# [Problem requirements]
Wherever "content" appears in the records below, copy the line that holds it.

··· Raw data ···

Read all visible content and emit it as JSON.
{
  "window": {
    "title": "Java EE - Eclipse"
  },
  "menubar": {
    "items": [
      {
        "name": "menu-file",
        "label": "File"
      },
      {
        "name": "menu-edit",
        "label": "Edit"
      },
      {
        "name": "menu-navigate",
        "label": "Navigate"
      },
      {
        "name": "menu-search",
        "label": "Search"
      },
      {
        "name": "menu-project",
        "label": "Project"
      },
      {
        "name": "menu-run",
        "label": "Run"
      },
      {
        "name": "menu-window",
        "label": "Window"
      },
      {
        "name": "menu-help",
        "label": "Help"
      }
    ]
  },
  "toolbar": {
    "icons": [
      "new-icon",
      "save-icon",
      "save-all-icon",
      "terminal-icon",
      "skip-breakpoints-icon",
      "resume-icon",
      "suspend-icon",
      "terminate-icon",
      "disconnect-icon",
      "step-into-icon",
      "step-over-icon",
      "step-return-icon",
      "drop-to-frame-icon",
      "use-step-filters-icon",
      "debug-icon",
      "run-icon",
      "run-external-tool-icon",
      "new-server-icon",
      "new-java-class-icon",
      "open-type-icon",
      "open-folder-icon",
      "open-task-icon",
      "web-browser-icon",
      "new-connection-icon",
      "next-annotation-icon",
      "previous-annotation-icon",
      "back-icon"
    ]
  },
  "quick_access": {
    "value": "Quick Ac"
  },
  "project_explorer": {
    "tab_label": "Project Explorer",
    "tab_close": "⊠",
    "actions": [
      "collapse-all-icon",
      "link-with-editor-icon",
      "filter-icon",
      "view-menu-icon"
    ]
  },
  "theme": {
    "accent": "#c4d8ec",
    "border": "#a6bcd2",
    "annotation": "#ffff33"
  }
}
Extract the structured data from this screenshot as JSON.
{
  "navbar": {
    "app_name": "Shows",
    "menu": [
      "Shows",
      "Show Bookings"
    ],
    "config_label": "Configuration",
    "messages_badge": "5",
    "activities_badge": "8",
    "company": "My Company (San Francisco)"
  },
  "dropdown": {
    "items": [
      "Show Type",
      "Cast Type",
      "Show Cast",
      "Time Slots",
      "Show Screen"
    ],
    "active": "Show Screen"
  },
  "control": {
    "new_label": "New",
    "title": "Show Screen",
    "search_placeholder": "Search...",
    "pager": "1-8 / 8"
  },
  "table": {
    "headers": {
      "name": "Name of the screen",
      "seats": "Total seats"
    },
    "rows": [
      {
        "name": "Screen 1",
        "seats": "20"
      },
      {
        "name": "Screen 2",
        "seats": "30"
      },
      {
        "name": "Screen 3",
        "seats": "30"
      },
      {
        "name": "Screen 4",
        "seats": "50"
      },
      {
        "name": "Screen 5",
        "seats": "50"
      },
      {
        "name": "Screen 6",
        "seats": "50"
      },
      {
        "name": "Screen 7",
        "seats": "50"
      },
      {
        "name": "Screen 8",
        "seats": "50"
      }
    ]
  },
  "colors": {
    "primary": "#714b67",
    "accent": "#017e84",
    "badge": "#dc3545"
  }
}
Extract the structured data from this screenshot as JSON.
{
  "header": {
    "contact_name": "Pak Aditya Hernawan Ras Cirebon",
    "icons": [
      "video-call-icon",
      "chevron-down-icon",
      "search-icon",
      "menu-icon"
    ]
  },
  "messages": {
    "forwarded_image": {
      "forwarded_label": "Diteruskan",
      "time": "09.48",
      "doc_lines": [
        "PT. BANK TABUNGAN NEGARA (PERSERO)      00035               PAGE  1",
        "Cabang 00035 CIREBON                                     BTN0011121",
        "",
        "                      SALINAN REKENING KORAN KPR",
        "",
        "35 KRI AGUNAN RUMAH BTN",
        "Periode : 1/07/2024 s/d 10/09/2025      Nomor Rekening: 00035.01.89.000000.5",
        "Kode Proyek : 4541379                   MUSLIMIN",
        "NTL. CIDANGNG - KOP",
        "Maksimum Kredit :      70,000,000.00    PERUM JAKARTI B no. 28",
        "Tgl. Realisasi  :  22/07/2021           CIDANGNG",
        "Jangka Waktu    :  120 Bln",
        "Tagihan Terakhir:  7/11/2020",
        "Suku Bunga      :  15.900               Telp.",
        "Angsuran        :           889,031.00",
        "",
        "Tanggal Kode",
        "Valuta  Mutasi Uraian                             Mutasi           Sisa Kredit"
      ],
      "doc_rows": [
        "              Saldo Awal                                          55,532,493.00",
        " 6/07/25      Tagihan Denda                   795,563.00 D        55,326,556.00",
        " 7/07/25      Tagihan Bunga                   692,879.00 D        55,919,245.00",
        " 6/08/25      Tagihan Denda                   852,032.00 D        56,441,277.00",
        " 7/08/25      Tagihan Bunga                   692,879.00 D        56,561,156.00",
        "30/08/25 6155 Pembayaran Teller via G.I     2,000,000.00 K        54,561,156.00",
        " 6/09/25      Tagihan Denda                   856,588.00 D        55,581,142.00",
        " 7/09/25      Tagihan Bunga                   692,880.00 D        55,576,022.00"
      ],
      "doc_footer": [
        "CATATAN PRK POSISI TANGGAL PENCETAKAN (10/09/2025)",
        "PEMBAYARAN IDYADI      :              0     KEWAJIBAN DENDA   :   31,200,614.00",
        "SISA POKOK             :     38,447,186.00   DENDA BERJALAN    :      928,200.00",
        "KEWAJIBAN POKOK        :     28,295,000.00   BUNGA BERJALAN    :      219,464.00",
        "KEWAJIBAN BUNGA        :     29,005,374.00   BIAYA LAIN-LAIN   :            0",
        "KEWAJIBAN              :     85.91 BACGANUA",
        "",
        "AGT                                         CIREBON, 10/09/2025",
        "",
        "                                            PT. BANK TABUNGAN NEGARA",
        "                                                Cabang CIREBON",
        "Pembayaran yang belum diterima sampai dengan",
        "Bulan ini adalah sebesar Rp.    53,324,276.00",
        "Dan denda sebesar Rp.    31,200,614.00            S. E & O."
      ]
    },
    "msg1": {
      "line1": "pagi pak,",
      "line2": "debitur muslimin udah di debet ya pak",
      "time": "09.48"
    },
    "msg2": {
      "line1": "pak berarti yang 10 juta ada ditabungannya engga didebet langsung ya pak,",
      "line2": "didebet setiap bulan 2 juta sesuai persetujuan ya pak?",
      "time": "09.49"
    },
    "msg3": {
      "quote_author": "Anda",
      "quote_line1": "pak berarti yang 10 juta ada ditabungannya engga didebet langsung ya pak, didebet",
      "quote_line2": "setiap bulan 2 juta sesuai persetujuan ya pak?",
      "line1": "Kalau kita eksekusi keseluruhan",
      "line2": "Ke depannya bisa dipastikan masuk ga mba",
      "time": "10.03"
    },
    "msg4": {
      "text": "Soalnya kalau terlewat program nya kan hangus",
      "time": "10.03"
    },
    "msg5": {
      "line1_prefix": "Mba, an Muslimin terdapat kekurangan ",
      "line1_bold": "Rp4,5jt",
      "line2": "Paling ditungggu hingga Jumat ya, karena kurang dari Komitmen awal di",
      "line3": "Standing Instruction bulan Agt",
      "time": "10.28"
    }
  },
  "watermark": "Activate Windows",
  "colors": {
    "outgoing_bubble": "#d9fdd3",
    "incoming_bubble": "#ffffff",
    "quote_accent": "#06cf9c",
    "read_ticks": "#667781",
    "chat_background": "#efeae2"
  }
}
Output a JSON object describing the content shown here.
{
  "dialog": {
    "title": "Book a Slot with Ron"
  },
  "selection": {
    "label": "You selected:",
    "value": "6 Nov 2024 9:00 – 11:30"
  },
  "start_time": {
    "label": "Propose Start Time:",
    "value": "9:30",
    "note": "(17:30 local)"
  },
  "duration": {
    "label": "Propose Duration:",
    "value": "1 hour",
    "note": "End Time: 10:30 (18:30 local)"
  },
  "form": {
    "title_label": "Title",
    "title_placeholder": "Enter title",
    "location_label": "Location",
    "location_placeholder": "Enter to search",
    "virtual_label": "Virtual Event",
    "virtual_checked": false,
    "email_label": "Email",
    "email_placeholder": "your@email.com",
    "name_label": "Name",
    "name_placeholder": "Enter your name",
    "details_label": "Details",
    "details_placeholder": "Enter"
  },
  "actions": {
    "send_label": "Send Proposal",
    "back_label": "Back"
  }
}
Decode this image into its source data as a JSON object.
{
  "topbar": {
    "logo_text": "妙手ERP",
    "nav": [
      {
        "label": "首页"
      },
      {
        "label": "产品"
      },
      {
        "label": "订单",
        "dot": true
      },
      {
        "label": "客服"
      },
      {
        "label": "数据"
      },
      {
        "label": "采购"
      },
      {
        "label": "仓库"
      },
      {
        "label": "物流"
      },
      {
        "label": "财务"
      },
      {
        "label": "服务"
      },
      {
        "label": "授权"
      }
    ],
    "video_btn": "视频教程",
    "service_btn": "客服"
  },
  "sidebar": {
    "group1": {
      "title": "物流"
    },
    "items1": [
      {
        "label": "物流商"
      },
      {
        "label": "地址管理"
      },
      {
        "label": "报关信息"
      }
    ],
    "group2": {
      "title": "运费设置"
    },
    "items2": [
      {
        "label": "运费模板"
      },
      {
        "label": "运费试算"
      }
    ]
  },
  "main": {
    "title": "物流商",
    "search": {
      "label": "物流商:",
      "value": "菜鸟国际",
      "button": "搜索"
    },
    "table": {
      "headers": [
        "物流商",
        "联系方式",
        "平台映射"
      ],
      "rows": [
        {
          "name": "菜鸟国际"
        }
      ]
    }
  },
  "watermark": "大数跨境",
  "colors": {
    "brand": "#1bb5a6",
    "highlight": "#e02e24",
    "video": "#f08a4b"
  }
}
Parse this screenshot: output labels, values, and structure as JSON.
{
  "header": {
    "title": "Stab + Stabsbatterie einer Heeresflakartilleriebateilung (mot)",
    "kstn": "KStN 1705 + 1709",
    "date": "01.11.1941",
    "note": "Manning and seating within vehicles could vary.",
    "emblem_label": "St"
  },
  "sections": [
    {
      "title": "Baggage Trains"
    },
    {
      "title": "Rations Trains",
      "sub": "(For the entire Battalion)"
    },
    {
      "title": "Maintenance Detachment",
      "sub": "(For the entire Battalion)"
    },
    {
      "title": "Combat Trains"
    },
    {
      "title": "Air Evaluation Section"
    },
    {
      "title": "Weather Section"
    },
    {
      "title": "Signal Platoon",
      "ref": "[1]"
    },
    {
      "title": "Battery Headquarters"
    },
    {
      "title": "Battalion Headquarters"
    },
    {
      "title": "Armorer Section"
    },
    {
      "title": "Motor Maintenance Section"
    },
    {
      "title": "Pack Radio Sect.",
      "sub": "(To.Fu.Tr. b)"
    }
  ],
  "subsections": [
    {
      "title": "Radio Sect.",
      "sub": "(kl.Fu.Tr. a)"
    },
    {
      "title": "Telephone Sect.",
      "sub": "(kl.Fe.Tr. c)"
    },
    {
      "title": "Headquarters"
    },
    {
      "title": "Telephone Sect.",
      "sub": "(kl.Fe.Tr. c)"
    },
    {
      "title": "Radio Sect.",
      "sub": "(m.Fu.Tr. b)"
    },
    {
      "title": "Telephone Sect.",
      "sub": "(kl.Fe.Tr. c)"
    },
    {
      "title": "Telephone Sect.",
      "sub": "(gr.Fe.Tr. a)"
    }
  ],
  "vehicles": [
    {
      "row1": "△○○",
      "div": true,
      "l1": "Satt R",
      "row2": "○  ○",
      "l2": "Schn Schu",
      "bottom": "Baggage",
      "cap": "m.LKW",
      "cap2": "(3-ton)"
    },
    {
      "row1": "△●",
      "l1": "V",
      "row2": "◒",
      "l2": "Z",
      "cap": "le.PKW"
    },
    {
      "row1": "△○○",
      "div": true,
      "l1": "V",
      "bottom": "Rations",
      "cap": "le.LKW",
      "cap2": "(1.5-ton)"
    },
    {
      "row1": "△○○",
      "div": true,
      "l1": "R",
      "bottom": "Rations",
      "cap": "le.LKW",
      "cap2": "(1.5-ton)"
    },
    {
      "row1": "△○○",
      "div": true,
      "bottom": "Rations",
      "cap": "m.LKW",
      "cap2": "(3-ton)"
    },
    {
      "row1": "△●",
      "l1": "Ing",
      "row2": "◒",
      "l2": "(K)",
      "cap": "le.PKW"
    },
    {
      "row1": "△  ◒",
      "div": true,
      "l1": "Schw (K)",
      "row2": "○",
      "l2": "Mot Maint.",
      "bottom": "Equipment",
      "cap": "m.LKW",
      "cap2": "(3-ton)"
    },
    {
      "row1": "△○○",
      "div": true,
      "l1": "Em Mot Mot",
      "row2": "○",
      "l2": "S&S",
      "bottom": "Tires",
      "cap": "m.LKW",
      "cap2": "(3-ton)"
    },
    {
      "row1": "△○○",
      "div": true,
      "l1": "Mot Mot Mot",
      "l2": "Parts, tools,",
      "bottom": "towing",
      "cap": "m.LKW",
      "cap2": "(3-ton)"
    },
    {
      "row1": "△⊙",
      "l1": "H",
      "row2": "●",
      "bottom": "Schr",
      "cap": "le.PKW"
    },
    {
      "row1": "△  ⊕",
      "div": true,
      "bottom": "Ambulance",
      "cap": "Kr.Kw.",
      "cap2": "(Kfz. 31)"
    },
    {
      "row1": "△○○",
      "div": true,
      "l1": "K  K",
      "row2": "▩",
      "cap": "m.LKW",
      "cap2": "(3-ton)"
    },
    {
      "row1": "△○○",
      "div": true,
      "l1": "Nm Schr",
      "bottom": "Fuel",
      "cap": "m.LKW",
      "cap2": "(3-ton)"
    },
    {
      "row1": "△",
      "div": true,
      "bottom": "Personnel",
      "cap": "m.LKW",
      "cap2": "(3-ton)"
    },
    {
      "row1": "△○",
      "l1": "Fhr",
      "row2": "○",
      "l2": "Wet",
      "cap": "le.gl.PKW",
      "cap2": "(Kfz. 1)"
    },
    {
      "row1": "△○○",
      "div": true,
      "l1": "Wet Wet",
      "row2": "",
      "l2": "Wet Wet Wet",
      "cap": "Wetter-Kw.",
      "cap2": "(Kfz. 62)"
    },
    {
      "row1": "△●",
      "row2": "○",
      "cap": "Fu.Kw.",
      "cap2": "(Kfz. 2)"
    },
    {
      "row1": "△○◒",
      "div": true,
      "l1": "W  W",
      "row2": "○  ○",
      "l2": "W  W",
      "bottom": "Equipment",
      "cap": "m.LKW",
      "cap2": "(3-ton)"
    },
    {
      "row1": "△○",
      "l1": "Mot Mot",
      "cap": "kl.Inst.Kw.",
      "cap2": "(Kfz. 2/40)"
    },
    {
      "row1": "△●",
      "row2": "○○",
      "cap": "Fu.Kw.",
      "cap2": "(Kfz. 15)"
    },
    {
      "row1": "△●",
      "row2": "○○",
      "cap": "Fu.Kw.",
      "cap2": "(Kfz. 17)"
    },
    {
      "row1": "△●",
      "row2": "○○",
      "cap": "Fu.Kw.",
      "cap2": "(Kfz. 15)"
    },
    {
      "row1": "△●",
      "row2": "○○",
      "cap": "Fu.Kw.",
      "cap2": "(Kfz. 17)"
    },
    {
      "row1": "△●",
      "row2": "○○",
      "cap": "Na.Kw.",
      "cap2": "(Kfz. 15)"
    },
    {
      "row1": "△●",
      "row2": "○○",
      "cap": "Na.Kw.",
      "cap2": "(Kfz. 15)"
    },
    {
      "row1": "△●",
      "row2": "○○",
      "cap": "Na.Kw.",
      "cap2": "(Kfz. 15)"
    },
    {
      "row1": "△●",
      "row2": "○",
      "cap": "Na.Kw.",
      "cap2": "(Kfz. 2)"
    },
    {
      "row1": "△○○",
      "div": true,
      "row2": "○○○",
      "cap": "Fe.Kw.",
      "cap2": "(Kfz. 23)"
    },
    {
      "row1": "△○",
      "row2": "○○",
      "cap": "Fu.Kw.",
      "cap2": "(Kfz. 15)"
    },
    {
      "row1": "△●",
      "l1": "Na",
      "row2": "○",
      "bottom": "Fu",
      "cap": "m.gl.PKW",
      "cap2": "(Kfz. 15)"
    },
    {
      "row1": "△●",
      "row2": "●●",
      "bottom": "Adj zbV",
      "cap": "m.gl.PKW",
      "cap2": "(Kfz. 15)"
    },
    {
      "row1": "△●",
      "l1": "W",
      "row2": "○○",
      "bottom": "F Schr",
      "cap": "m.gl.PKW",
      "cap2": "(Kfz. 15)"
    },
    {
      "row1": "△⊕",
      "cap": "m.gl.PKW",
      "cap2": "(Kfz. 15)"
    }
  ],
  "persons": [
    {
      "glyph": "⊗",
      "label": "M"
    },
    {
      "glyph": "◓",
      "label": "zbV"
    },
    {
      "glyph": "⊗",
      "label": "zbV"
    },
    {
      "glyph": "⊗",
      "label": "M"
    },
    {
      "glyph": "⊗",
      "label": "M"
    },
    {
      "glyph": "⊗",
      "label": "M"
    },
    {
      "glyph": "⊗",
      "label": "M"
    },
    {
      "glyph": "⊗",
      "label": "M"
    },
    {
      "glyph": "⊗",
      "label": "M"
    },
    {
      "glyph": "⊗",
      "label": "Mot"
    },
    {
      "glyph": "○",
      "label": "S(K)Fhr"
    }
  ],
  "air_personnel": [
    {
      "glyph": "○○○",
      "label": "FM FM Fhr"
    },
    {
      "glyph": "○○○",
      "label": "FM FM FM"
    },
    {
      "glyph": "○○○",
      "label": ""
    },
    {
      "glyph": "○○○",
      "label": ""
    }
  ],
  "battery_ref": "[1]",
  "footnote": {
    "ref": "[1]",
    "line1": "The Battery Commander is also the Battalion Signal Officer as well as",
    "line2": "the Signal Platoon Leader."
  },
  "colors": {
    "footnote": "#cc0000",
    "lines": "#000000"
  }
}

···

# [Answer below]
Read all visible content and emit it as JSON.
Output a JSON object describing the content shown here.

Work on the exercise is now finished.